Sing It’s guaranteed to soothe both you and your baby, says Deborah Raoult, co-director of the Center for Aplomb and Yoga in Rochester, N.Y. “You’re breathing in deeply, so you feel calmer — and more energized.”
Buy a good breast pump An efficient electric breast pump lets you get out on your own without worrying that your baby will be hungry. “I made sure there was breast milk in the fridge and freezer,” says Linda Sundlin of Los Angeles. “That way, my husband could feed the baby if I just had to have a full night’s sleep.”
Go on a date with your husband Whether it’s dinner, a movie or a stroll around the block, don’t neglect your spouse, says Gayle Peterson, Ph.D, a Berkeley, Calif., psychotherapist who counsels new parents on the Web site parentsplace.com. “Your marriage is the garden in which your baby is growing. Keeping it healthy is important for all of you.”
Go on a date with friends “I do a girls’ night out with a group of moms,” says Karen Ohlson of Oakland, Calif. “The dads watch the kids, and we go out, have fun and let off steam.”
Savor every day “There’s only one really important thing to focus on,” says Stacey Marien of Chapel Hill, N.C., “and that’s your baby.

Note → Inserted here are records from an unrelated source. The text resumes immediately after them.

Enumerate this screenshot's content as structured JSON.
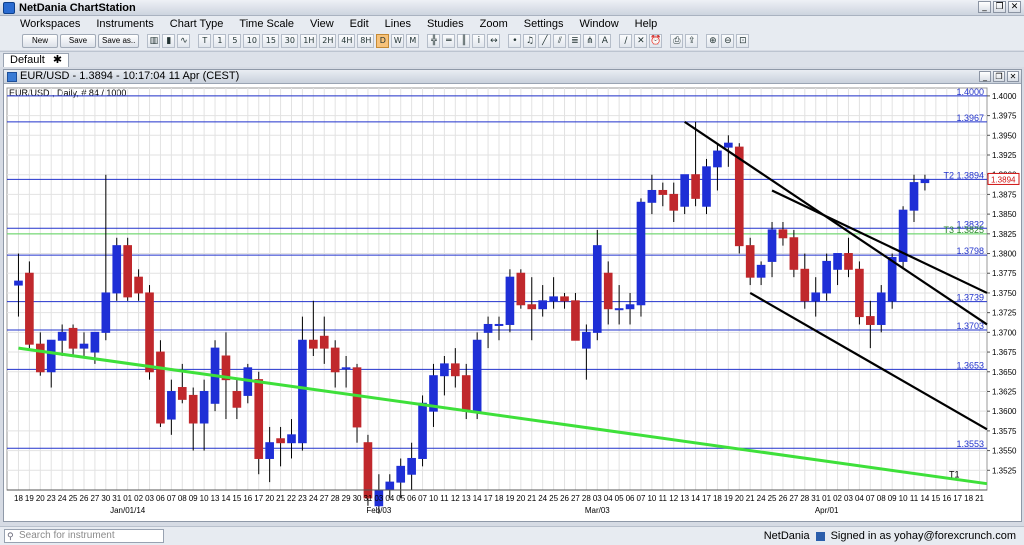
{
  "window": {
    "title": "NetDania ChartStation",
    "min": "_",
    "restore": "❐",
    "close": "✕"
  },
  "menu": [
    "Workspaces",
    "Instruments",
    "Chart Type",
    "Time Scale",
    "View",
    "Edit",
    "Lines",
    "Studies",
    "Zoom",
    "Settings",
    "Window",
    "Help"
  ],
  "toolbar": {
    "buttons": [
      "New",
      "Save",
      "Save as.."
    ],
    "timescales": [
      "T",
      "1",
      "5",
      "10",
      "15",
      "30",
      "1H",
      "2H",
      "4H",
      "8H",
      "D",
      "W",
      "M"
    ],
    "active_timescale": "D"
  },
  "workspace_tab": {
    "label": "Default",
    "icon": "pin-icon"
  },
  "chart_window": {
    "title": "EUR/USD - 1.3894 - 10:17:04  11 Apr (CEST)",
    "subtitle": "EUR/USD , Daily, # 84 / 1000"
  },
  "status": {
    "search_placeholder": "Search for instrument",
    "brand": "NetDania",
    "signed_in": "Signed in as yohay@forexcrunch.com"
  },
  "colors": {
    "up": "#1f2fd6",
    "down": "#c0282c",
    "hline": "#2233cc",
    "green": "#3ee03a",
    "green_hline": "#5ad35a",
    "price_tag": "#d01010"
  },
  "chart_data": {
    "type": "candlestick",
    "symbol": "EUR/USD",
    "ylim": [
      1.35,
      1.401
    ],
    "yticks": [
      "1.4000",
      "1.3975",
      "1.3950",
      "1.3925",
      "1.3900",
      "1.3875",
      "1.3850",
      "1.3825",
      "1.3800",
      "1.3775",
      "1.3750",
      "1.3725",
      "1.3700",
      "1.3675",
      "1.3650",
      "1.3625",
      "1.3600",
      "1.3575",
      "1.3550",
      "1.3525"
    ],
    "xticks": [
      "18",
      "19",
      "20",
      "23",
      "24",
      "25",
      "26",
      "27",
      "30",
      "31",
      "01",
      "02",
      "03",
      "06",
      "07",
      "08",
      "09",
      "10",
      "13",
      "14",
      "15",
      "16",
      "17",
      "20",
      "21",
      "22",
      "23",
      "24",
      "27",
      "28",
      "29",
      "30",
      "31",
      "03",
      "04",
      "05",
      "06",
      "07",
      "10",
      "11",
      "12",
      "13",
      "14",
      "17",
      "18",
      "19",
      "20",
      "21",
      "24",
      "25",
      "26",
      "27",
      "28",
      "03",
      "04",
      "05",
      "06",
      "07",
      "10",
      "11",
      "12",
      "13",
      "14",
      "17",
      "18",
      "19",
      "20",
      "21",
      "24",
      "25",
      "26",
      "27",
      "28",
      "31",
      "01",
      "02",
      "03",
      "04",
      "07",
      "08",
      "09",
      "10",
      "11",
      "14",
      "15",
      "16",
      "17",
      "18",
      "21"
    ],
    "month_labels": [
      {
        "label": "Jan/01/14",
        "at": 10
      },
      {
        "label": "Feb/03",
        "at": 33
      },
      {
        "label": "Mar/03",
        "at": 53
      },
      {
        "label": "Apr/01",
        "at": 74
      }
    ],
    "candles": [
      [
        1.376,
        1.38,
        1.372,
        1.3765
      ],
      [
        1.3775,
        1.379,
        1.368,
        1.3685
      ],
      [
        1.3685,
        1.37,
        1.3645,
        1.365
      ],
      [
        1.365,
        1.369,
        1.363,
        1.369
      ],
      [
        1.369,
        1.371,
        1.367,
        1.37
      ],
      [
        1.3705,
        1.371,
        1.367,
        1.368
      ],
      [
        1.368,
        1.37,
        1.367,
        1.3685
      ],
      [
        1.3675,
        1.37,
        1.366,
        1.37
      ],
      [
        1.37,
        1.39,
        1.369,
        1.375
      ],
      [
        1.375,
        1.382,
        1.374,
        1.381
      ],
      [
        1.381,
        1.382,
        1.374,
        1.3745
      ],
      [
        1.377,
        1.378,
        1.374,
        1.375
      ],
      [
        1.375,
        1.376,
        1.364,
        1.365
      ],
      [
        1.3675,
        1.369,
        1.358,
        1.3585
      ],
      [
        1.359,
        1.364,
        1.357,
        1.3625
      ],
      [
        1.363,
        1.366,
        1.361,
        1.3615
      ],
      [
        1.362,
        1.363,
        1.355,
        1.3585
      ],
      [
        1.3585,
        1.364,
        1.355,
        1.3625
      ],
      [
        1.361,
        1.369,
        1.36,
        1.368
      ],
      [
        1.367,
        1.37,
        1.359,
        1.364
      ],
      [
        1.3625,
        1.364,
        1.359,
        1.3605
      ],
      [
        1.362,
        1.366,
        1.361,
        1.3655
      ],
      [
        1.364,
        1.365,
        1.352,
        1.354
      ],
      [
        1.354,
        1.358,
        1.351,
        1.356
      ],
      [
        1.3565,
        1.358,
        1.353,
        1.356
      ],
      [
        1.356,
        1.359,
        1.354,
        1.357
      ],
      [
        1.356,
        1.372,
        1.355,
        1.369
      ],
      [
        1.369,
        1.374,
        1.367,
        1.368
      ],
      [
        1.3695,
        1.372,
        1.366,
        1.368
      ],
      [
        1.368,
        1.369,
        1.363,
        1.365
      ],
      [
        1.3655,
        1.367,
        1.363,
        1.3655
      ],
      [
        1.3655,
        1.366,
        1.356,
        1.358
      ],
      [
        1.356,
        1.357,
        1.348,
        1.349
      ],
      [
        1.348,
        1.352,
        1.347,
        1.35
      ],
      [
        1.35,
        1.352,
        1.349,
        1.351
      ],
      [
        1.351,
        1.354,
        1.349,
        1.353
      ],
      [
        1.352,
        1.356,
        1.35,
        1.354
      ],
      [
        1.354,
        1.362,
        1.353,
        1.361
      ],
      [
        1.36,
        1.366,
        1.358,
        1.3645
      ],
      [
        1.3645,
        1.367,
        1.362,
        1.366
      ],
      [
        1.366,
        1.368,
        1.363,
        1.3645
      ],
      [
        1.3645,
        1.366,
        1.359,
        1.36
      ],
      [
        1.36,
        1.37,
        1.359,
        1.369
      ],
      [
        1.37,
        1.372,
        1.368,
        1.371
      ],
      [
        1.371,
        1.372,
        1.369,
        1.371
      ],
      [
        1.371,
        1.378,
        1.37,
        1.377
      ],
      [
        1.3775,
        1.378,
        1.373,
        1.3735
      ],
      [
        1.3735,
        1.377,
        1.369,
        1.373
      ],
      [
        1.373,
        1.376,
        1.372,
        1.374
      ],
      [
        1.374,
        1.377,
        1.373,
        1.3745
      ],
      [
        1.3745,
        1.375,
        1.373,
        1.374
      ],
      [
        1.374,
        1.375,
        1.369,
        1.369
      ],
      [
        1.368,
        1.371,
        1.364,
        1.37
      ],
      [
        1.37,
        1.383,
        1.369,
        1.381
      ],
      [
        1.3775,
        1.379,
        1.371,
        1.373
      ],
      [
        1.373,
        1.376,
        1.371,
        1.373
      ],
      [
        1.373,
        1.375,
        1.371,
        1.3735
      ],
      [
        1.3735,
        1.387,
        1.372,
        1.3865
      ],
      [
        1.3865,
        1.39,
        1.385,
        1.388
      ],
      [
        1.388,
        1.389,
        1.386,
        1.3875
      ],
      [
        1.3875,
        1.389,
        1.384,
        1.3855
      ],
      [
        1.386,
        1.389,
        1.385,
        1.39
      ],
      [
        1.39,
        1.3967,
        1.386,
        1.387
      ],
      [
        1.386,
        1.392,
        1.385,
        1.391
      ],
      [
        1.391,
        1.394,
        1.388,
        1.393
      ],
      [
        1.3935,
        1.395,
        1.391,
        1.394
      ],
      [
        1.3935,
        1.394,
        1.38,
        1.381
      ],
      [
        1.381,
        1.382,
        1.376,
        1.377
      ],
      [
        1.377,
        1.379,
        1.376,
        1.3785
      ],
      [
        1.379,
        1.384,
        1.377,
        1.383
      ],
      [
        1.383,
        1.384,
        1.381,
        1.382
      ],
      [
        1.382,
        1.383,
        1.377,
        1.378
      ],
      [
        1.378,
        1.38,
        1.373,
        1.374
      ],
      [
        1.374,
        1.377,
        1.372,
        1.375
      ],
      [
        1.375,
        1.38,
        1.374,
        1.379
      ],
      [
        1.378,
        1.38,
        1.376,
        1.38
      ],
      [
        1.38,
        1.382,
        1.377,
        1.378
      ],
      [
        1.378,
        1.379,
        1.371,
        1.372
      ],
      [
        1.372,
        1.374,
        1.368,
        1.371
      ],
      [
        1.371,
        1.376,
        1.37,
        1.375
      ],
      [
        1.374,
        1.38,
        1.373,
        1.3795
      ],
      [
        1.379,
        1.386,
        1.378,
        1.3855
      ],
      [
        1.3855,
        1.39,
        1.384,
        1.389
      ],
      [
        1.389,
        1.39,
        1.388,
        1.3894
      ]
    ],
    "hlines": [
      {
        "label": "1.4000",
        "value": 1.4
      },
      {
        "label": "1.3967",
        "value": 1.3967
      },
      {
        "label": "T2 1.3894",
        "value": 1.3894
      },
      {
        "label": "1.3832",
        "value": 1.3832
      },
      {
        "label": "T3 1.3825",
        "value": 1.3825,
        "green": true
      },
      {
        "label": "1.3798",
        "value": 1.3798
      },
      {
        "label": "1.3739",
        "value": 1.3739
      },
      {
        "label": "1.3703",
        "value": 1.3703
      },
      {
        "label": "1.3653",
        "value": 1.3653
      },
      {
        "label": "1.3553",
        "value": 1.3553
      }
    ],
    "trendlines": [
      {
        "from": [
          0,
          1.368
        ],
        "to": [
          89,
          1.3508
        ],
        "color": "green",
        "label": "T1"
      },
      {
        "from": [
          61,
          1.3967
        ],
        "to": [
          89,
          1.371
        ],
        "color": "black"
      },
      {
        "from": [
          67,
          1.375
        ],
        "to": [
          89,
          1.3577
        ],
        "color": "black"
      },
      {
        "from": [
          69,
          1.388
        ],
        "to": [
          89,
          1.375
        ],
        "color": "black"
      }
    ],
    "last_price": "1.3894"
  }
}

They grow up so fast. Why worry about anything else?”
Keep it simple “I spent most of my time feeling guilty because I wasn’t getting anything done,” admits Jacquelyn Zaremba of Louisville, Colo., remembering the first few months of her daughter’s life. “After a while, I scaled my plans way back and started feeling much better.”
Snuggle with your baby Jane Ross of Austin, Texas, took the old advice “nap when you baby naps” one step further by bedding down with her daughter at naptime. According to breastfeeding advocacy group La Leche League International, she had the right idea. “Napping with your baby is one of the best things a nursing mom can do,” says the League’s Carol Huotari. “It gives the baby more opportunities to nurse, so you know she’s getting plenty of nourishment, and you’re stimulating your milk supply at the same time.”